The Apgar score is named after a New York anesthesiologist, Dr. Virginia Apgar, who in 1952 described the score as a means to assess the baby's status 1 and 5-minutes after birth.
This is how it’s done: At one minute and again five minutes after birth, the nurse or a doctor examines the baby and checks her for five different parameters: The baby’s heart rate is counted, breathing is checked, reflexes are assessed, muscle tone is evaluated and the baby’s color is checked. Often there is an alarm clock above the crib making sure these tests are done exactly on time.
Each of these 5 parameters is given a score of between 0 and 2 at 1-minute and 5-minutes after delivery and the scores are added up for the total Apgar score.. If you were told that the Apgar score of 7 and 8, for example, the score most likely was 7 at 1 minute and at 5-minutes it was 8.
The lowest total score is 0, the highest score is 10. There are no extra points for a really cute baby.
The Apgar Scoring System
|Respiratory effort/Breathing||Apneic||Weak, irregular, gasping||Strong, lusty cry|
|Reflex irritability||No response to stimulation||grimace/feeble cry when stimulated||Facial grimace, cry or pull away when stimulated|
|Muscle tone||Flaccid||Some flexion||Good flexion of arms/legs that resist extension|
|Color||Blue or pale all over||Body pink,
hands & feet blue
|Body and Extremities Pink|
The first 5-10 minutes right after birth are extremely important to the baby. The main reason why your doctor wants to do the Apgar score is to find out how the baby is doing, and whether she needs some further support to breathe right after birth. Inside the uterus, the baby was ‘breathing’ and received oxygen and nutrition through the umbilical cord. Once the baby is delivered, the oxygen does not come from the umbilical cord anymore but needs to be delivered through the lungs by the baby taking breaths. So the baby’s very first breaths and color will determine whether the lungs are expanding well and deliver oxygen from the air through the lungs to the baby.
The Apgar score will thus help the doctor figure out the answer to the following questions:
- Can the baby breathe on her own?
- Does she need some more oxygen?
- Are the lungs and the heart functioning well?
- Can she adjust well to the outside environment?
Of the two scores, the 5-minute Apgar score is more important than the 1-minute score because it takes some babies normally a little longer than others to start moving around and breathing normally.

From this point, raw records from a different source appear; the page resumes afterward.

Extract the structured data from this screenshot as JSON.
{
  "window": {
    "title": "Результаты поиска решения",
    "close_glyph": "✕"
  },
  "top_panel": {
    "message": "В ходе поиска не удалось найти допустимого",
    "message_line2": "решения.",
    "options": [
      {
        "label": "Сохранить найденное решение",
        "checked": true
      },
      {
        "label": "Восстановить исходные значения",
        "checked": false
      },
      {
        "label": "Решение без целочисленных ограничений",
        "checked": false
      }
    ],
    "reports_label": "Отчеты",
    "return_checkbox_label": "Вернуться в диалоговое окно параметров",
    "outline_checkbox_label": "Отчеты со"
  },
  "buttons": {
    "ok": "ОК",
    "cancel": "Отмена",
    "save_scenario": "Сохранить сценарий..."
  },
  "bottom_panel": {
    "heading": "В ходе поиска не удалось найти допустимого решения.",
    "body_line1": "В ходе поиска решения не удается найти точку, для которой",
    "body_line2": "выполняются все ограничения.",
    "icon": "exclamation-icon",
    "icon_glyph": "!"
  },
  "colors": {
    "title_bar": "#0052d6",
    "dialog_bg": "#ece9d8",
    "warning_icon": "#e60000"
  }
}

- An Apgar score of between 7 and 10 is normal and is indicative of a baby that does not require any active interventive measures.
- Apgar scores between 4 and 6 suggest further observation of the baby,

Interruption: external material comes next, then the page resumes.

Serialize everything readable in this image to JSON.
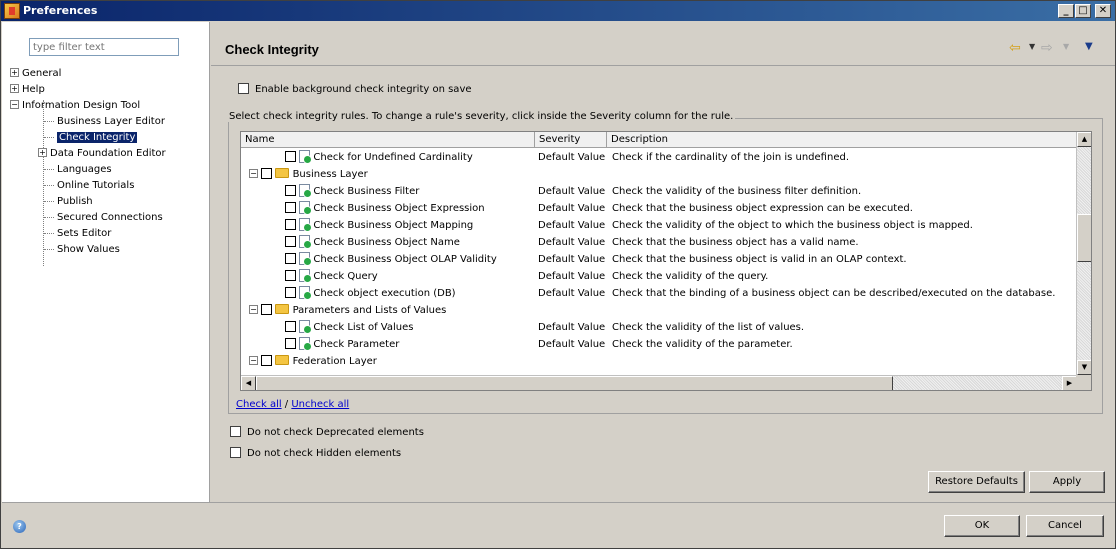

- Apgar scores of 3 or lower are really rare. With these scores, the baby usually requires immediate resuscitative measures which may include giving oxygen or placing a tube into the baby’s trachea (intubation).
Many researchers have tried to predict future outcomes and problems based on the baby’s Apgar scores. As of today, there is no conclusive evidence that infants’ long-term outcomes, either good outcomes or not so good outcomes, are directly related to their Apgar scores.

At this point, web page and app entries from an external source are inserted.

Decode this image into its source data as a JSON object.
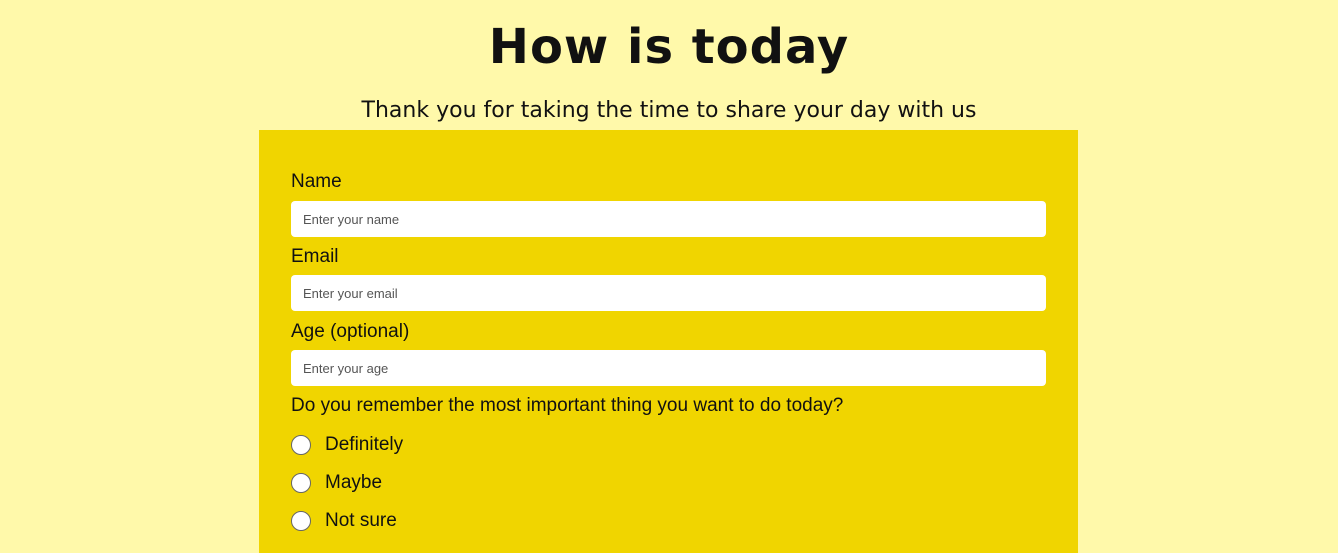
{
  "header": {
    "title": "How is today",
    "subtitle": "Thank you for taking the time to share your day with us"
  },
  "form": {
    "name": {
      "label": "Name",
      "placeholder": "Enter your name",
      "value": ""
    },
    "email": {
      "label": "Email",
      "placeholder": "Enter your email",
      "value": ""
    },
    "age": {
      "label": "Age (optional)",
      "placeholder": "Enter your age",
      "value": ""
    },
    "question": {
      "label": "Do you remember the most important thing you want to do today?",
      "options": [
        "Definitely",
        "Maybe",
        "Not sure"
      ]
    }
  },
  "colors": {
    "page_background": "#fff9aa",
    "card_background": "#f0d500",
    "input_background": "#ffffff"
  }
}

In addition, the question sometimes comes up whether a low Apgar score shows that the baby has not received enough oxygen (hypoxia) in labor.
To clarify this, the American Academy of Pediatrics and the American College of Obstetricians and Gynecologists came out with a joint announcement which includes the following statements:
1. ”The Apgar score is useful in assessing the condition of the infant at birth.”
2. “The Apgar score alone should not be used as evidence that neurologic damage was caused by hypoxia that results in neurologic injury or from inappropriate intrapartum treatment”
3 “A low 1-minute Apgar score does not correlate with the infant's future outcome.”
4. “The 5-minute Apgar score, and particularly the change in the score between 1 and 5 minutes, is a useful index of the effectiveness of resuscitation efforts. “
5. “However, even a 5-minute score of 0 to 3, although possibly a result of hypoxia, is limited as an indicator of the severity of the problem and correlates poorly with future neurologic outcome”
Don’t try to predict from the Apgar scores whether your daughter will become President of the United States. Or go to Harvard or Yale. Or marry happily and have 10 children. But you can rest reassured that with your support all options are open to her to become a very successful and hopefully a happy person.